I’m not complaining. #NCSS week is always awesome (and I was able to catch Hamilton last night so even awesomer) but Saturday morning is hard. Since Wednesday, I’ve met friends, made some new ones, preformed my civic duty at House of Delegates, sat in on some committee meetings, and generally jumped into the deep end of history nerdness. But Saturday is when this stuff gets real. Multiple sessions today – back to back. Learning because harder.

So Bob in the morning makes live just a little easier.

And a quote from Yuri Kochiyama, American activist, set the tone:

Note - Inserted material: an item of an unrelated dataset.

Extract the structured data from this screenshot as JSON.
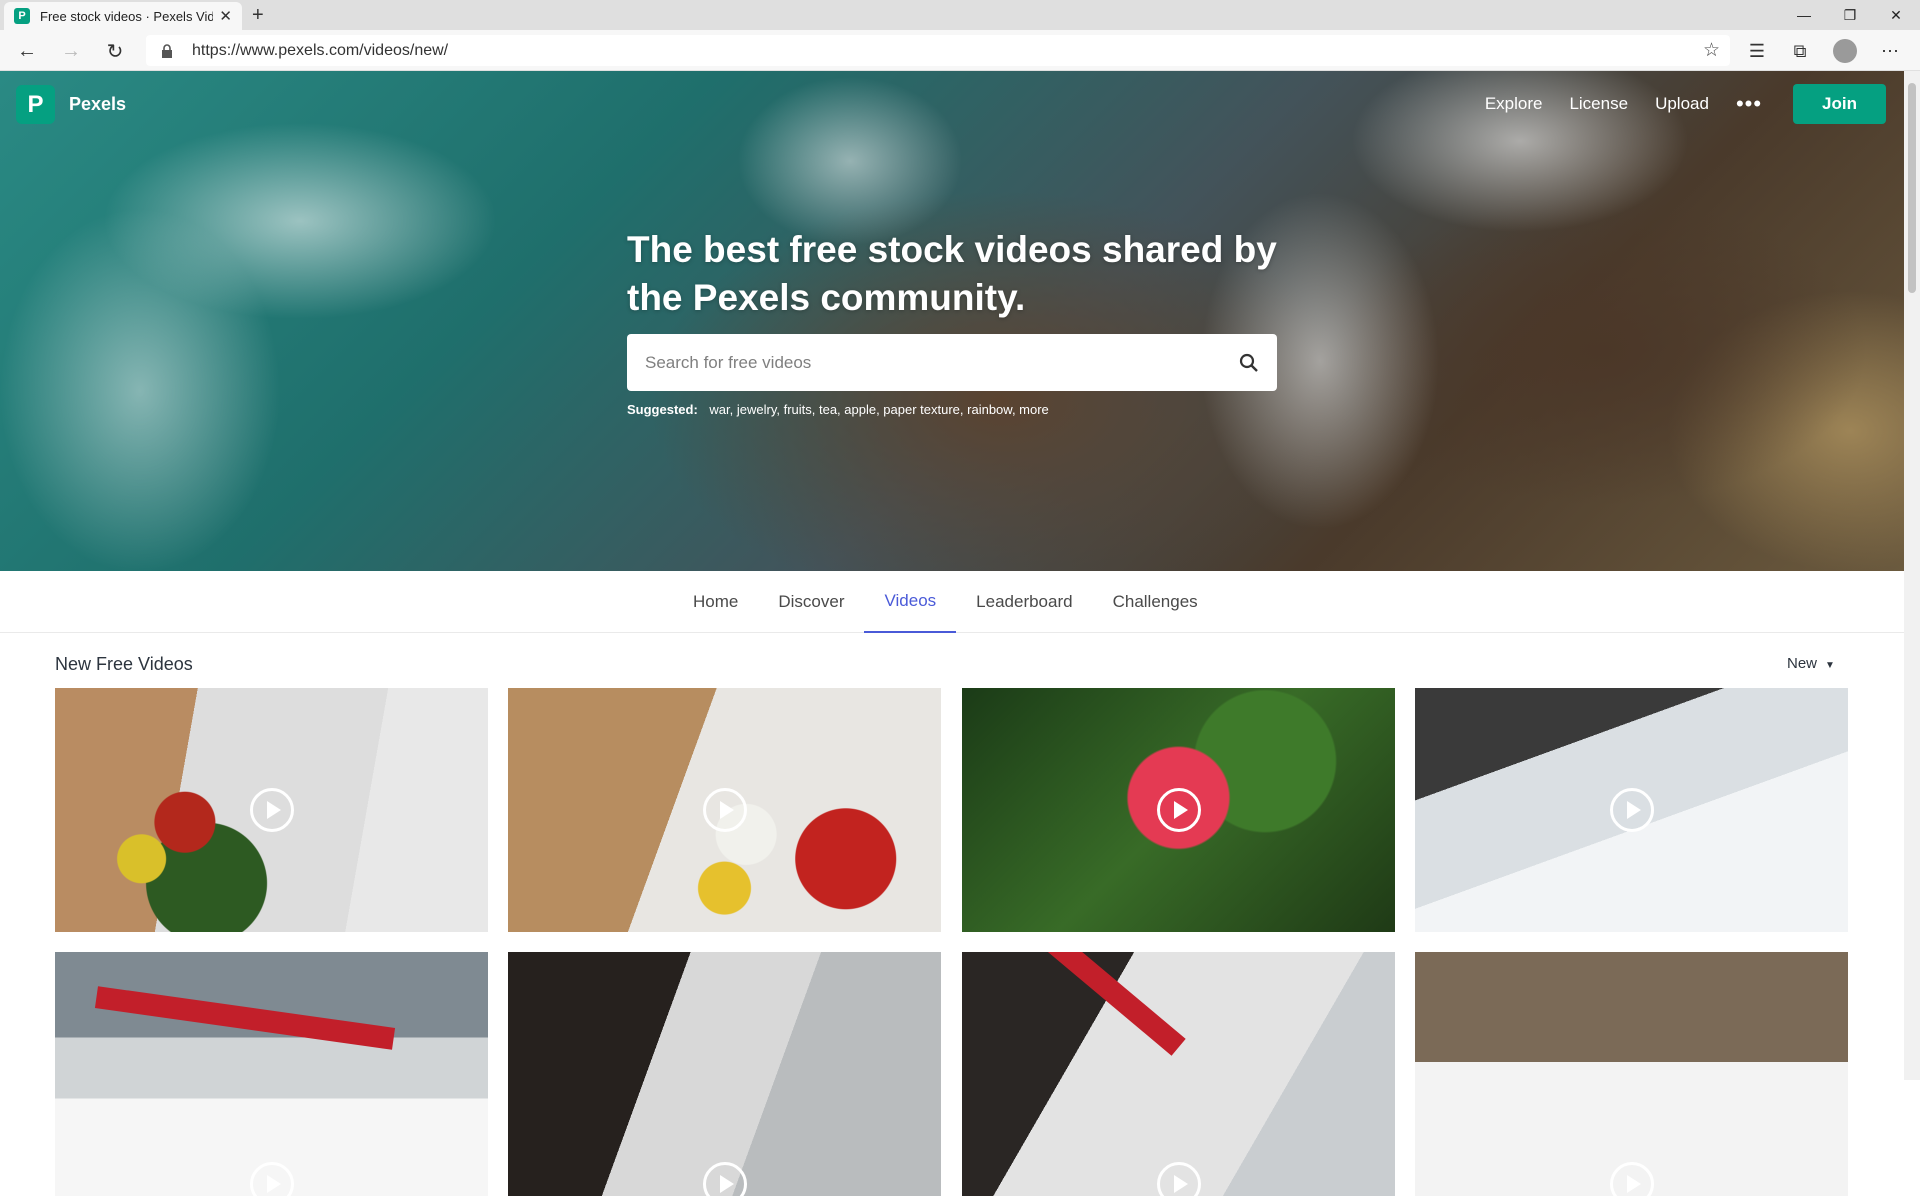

“Remember that consciousness is power. Consciousness is education and knowledge. Consciousness is becoming aware. It is the perfect vehicle for students. Consciousness-raising is pertinent for power, and be sure that power will not be abusively used, but used for building trust and goodwill domestically and internationally. Tomorrow’s world is yours to build.”

Ruth Berson from Note Dame High School in San Jose is guiding the conversation this morning about encouraging and implementing a color conscious learning environment. Her first piece of advice in the process in becoming more aware and color conscience is becoming aware of the issues.

We talked quite a bit about the types of bias and the differences between bias and racism by digging into implicit and confirmation bias. And chatted about how that can lead to what Ruth labeled Read more